No two days are the same, you can be up and out from early as 3am! It’s amazing to be so close to wild animals and worth getting up at all hours in the morning to see them. We saw so many animals whilst out driving through the land, including many antelope species, elephants, wildebeest, zebra, warthogs, spring hares etc. along with many different bird, reptile and insect species. It was fantastic to see them all in their natural habitats.
The best sighting was the leopards as we were so close to such beautiful animals. A scary moment was when a huge bull elephant came from nowhere and charged towards our vehicle, we made a very hasty retreat! Stuart our leader had seemingly endless knowledge of all the surroundings and animals and taught us such a lot.
There can be up to eight people at camp and everyone gets to do duties such as preparing meals, washing up and keeping everywhere tidy, which changed at the beginning of every week.
During the day it gets extremely hot but can be very cold at night sometimes down to –2 degrees!
We spent two nights out in the bush, which sounded quite scary but was actually really good fun! The first was at Mamatumi, a lookout over a watering hole, and the second at Elephant Springs. We each in turn had to take shifts to keep watch for any signs of movement close by, whilst keeping the fire going to deter any animals.
Every other day we would go on game counts whereby all the game species, such as kudu, zebra, impala and wildebeest etc. were recorded onto data sheets. Each drive took a different route and could sometimes take hours to complete. Specially prepared data sheets were used to record all information ranging from raptor recordings, mortality records, elephant sightings, weekly rainfall and vegetation monitoring. This information is then typed up onto the laptop and copies are sent away for analysis.
Every Sunday was our day of rest! By this time we were all shattered from the week's events. This was our time to stay around camp and do as we wanted.

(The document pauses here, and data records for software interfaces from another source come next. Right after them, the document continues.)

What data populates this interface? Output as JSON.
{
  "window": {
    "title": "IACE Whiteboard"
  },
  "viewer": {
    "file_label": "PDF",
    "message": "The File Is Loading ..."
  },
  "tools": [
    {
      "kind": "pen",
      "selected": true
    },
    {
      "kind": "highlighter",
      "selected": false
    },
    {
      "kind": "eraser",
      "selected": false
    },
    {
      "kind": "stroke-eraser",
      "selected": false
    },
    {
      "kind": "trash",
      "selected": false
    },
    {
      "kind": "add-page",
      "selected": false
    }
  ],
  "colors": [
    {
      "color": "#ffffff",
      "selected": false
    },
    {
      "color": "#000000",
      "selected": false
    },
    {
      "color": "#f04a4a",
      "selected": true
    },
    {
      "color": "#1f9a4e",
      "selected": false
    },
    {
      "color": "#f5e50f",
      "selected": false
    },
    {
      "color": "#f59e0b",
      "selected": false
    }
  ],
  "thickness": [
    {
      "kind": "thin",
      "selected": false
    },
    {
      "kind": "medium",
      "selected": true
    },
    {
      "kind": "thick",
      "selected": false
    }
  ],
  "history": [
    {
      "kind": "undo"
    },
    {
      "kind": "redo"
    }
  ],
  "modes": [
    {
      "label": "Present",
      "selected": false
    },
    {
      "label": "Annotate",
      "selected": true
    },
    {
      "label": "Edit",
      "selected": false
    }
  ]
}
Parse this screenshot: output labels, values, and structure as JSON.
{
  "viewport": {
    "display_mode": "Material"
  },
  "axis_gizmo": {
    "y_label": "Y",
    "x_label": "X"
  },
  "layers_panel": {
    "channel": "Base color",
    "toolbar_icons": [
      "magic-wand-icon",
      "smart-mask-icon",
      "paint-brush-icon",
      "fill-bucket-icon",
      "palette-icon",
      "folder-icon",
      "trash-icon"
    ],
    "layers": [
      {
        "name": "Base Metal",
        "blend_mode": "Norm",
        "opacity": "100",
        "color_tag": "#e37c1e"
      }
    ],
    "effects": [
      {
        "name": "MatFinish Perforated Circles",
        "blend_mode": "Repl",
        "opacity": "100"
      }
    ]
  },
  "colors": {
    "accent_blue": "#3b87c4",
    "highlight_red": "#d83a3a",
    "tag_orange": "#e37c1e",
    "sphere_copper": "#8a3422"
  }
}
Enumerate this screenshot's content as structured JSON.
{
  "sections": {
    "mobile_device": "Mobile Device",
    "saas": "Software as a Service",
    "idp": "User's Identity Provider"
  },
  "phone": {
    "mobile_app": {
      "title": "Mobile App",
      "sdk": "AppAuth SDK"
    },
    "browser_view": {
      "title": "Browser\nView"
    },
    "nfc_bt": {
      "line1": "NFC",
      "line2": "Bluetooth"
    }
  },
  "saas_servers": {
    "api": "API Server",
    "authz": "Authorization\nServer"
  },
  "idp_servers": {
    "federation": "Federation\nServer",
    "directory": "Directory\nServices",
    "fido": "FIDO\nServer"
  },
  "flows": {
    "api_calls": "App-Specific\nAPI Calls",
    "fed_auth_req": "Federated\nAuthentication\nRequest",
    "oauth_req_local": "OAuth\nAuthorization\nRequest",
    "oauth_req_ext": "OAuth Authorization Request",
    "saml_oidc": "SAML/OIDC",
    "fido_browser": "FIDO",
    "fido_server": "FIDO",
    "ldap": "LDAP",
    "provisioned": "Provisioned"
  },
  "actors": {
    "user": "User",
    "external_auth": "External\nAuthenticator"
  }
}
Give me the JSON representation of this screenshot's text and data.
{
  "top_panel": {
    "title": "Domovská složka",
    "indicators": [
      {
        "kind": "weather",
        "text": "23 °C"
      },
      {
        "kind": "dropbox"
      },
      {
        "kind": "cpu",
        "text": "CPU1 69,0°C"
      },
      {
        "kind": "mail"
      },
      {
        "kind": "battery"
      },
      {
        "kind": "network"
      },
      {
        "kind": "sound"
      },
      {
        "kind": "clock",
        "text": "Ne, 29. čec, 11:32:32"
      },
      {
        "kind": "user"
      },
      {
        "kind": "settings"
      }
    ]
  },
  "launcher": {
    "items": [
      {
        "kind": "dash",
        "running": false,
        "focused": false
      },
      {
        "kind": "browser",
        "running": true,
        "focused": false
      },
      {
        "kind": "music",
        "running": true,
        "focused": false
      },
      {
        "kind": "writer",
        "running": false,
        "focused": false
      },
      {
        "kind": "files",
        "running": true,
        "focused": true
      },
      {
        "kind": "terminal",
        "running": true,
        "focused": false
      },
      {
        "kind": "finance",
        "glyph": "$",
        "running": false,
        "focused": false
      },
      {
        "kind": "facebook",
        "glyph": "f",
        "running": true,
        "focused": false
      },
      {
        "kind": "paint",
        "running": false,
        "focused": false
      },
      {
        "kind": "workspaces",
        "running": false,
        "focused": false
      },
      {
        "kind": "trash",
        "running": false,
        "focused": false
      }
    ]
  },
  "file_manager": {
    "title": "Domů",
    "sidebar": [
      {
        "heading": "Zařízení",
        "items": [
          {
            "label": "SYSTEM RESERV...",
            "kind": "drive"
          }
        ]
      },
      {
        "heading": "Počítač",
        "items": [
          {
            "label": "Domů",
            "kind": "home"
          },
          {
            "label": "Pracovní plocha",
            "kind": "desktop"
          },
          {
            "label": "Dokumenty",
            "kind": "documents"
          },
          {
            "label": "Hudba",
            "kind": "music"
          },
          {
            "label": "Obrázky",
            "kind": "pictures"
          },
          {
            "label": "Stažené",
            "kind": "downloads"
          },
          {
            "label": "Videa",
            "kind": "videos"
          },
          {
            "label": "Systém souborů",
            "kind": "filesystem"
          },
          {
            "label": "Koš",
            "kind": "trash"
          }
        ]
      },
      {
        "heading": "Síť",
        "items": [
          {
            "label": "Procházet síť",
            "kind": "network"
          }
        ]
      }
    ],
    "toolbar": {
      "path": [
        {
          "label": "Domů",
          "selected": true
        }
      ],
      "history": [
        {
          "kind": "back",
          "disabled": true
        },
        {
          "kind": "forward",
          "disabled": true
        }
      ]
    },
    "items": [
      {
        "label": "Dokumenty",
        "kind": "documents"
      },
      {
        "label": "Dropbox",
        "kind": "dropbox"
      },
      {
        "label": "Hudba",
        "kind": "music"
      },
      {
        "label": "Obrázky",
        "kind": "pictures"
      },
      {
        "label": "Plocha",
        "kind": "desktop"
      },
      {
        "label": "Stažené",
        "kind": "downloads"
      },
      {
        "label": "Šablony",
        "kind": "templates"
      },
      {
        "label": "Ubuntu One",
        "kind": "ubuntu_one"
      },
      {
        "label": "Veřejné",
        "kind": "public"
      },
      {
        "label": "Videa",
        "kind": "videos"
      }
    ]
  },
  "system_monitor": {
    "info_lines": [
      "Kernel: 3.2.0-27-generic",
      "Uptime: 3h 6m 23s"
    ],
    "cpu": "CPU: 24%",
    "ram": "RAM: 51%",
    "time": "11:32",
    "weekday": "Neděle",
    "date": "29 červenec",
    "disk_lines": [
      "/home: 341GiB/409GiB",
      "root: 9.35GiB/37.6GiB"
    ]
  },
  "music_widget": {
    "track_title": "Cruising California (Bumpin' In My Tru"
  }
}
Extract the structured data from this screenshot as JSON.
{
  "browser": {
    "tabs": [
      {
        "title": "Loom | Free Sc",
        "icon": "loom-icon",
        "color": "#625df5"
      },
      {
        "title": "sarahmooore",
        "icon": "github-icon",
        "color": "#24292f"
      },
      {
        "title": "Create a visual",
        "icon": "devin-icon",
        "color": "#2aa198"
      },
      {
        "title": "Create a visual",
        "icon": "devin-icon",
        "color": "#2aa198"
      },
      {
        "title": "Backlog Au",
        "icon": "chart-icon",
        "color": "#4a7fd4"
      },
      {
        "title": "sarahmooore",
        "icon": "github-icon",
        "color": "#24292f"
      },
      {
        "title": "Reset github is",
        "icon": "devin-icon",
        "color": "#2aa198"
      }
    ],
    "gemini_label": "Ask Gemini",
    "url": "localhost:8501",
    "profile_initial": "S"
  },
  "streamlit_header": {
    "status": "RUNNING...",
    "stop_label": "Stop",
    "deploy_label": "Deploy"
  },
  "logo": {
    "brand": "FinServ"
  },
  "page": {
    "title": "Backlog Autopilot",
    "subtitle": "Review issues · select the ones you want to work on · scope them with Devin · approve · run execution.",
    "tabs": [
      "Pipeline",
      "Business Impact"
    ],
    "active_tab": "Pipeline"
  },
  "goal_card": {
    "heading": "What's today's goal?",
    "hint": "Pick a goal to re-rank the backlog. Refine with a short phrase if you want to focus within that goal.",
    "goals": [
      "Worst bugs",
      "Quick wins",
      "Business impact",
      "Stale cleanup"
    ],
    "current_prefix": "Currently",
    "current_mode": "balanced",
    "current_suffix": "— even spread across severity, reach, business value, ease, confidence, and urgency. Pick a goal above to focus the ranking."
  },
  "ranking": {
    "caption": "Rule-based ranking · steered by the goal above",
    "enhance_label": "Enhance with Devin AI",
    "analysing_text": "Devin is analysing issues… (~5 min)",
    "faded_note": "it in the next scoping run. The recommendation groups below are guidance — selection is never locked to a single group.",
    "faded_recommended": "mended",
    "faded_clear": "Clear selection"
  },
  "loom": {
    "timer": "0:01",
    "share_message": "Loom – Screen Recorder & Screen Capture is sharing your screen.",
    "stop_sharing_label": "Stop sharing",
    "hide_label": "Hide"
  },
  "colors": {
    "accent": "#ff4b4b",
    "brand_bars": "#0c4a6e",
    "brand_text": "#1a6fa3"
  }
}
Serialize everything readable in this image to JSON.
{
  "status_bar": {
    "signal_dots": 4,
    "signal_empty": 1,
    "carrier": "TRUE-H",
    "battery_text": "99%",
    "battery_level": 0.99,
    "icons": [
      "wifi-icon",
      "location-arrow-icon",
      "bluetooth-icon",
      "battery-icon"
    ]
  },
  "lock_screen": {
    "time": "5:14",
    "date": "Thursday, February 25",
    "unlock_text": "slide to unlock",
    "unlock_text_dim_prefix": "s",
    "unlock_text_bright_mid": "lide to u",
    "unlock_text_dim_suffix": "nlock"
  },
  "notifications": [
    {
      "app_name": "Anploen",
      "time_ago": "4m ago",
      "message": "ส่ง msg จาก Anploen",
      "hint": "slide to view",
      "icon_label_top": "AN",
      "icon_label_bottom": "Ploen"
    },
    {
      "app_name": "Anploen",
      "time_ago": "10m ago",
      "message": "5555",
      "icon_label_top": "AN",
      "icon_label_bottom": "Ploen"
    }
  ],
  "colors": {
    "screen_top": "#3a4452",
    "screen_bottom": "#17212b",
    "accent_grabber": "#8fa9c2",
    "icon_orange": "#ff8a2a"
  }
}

At some point during the day, the whole group would come together and join in an activity such as craft making, Afrikaan lessons and volleyball matches. Volleyball seemed to become a regular thing whenever we had any spare time to play.
Once a week we would go to Polokwane, the local town in South Africa. This was a four-hour drive there and back, crossing the border to change countries along the way. It gave us an opportunity to buy anything we needed including food and souvenirs. One of the main reasons for going into town was to pick up new students coming to stay at Tuli and also to drop off those who were returning home.
During my third week, I took a trackers test. This involved studying animal tracks, prints from a book, identifying them on the ground out in the bush and answering questions about them. It was a lot harder than I thought it would be as there were so many different prints to learn! But everyone managed to pass it before they returned home. Passing the test meant that you gained the position of tracker on the front of the vehicle. This was fantastic and gave me the opportunity to spot animals before anybody else and to use the spotlight when out on night drives.
I had an absolutely fantastic time at Tuli and was really sad to be leaving as I met so many new people and was really welcomed into the camp as soon as I arrived. Once I arrived home I had my photos developed straight away and they were amazing. They are a constant reminder of the best experience I have ever had and I would definitely recommend this trip to anyone, as Africa is such an amazing place.
A special thank you to Stuart Quinn and Annelien at Tuli for providing a truly fantastic experience and African Conservation Experience for such excellent organisation of the trip.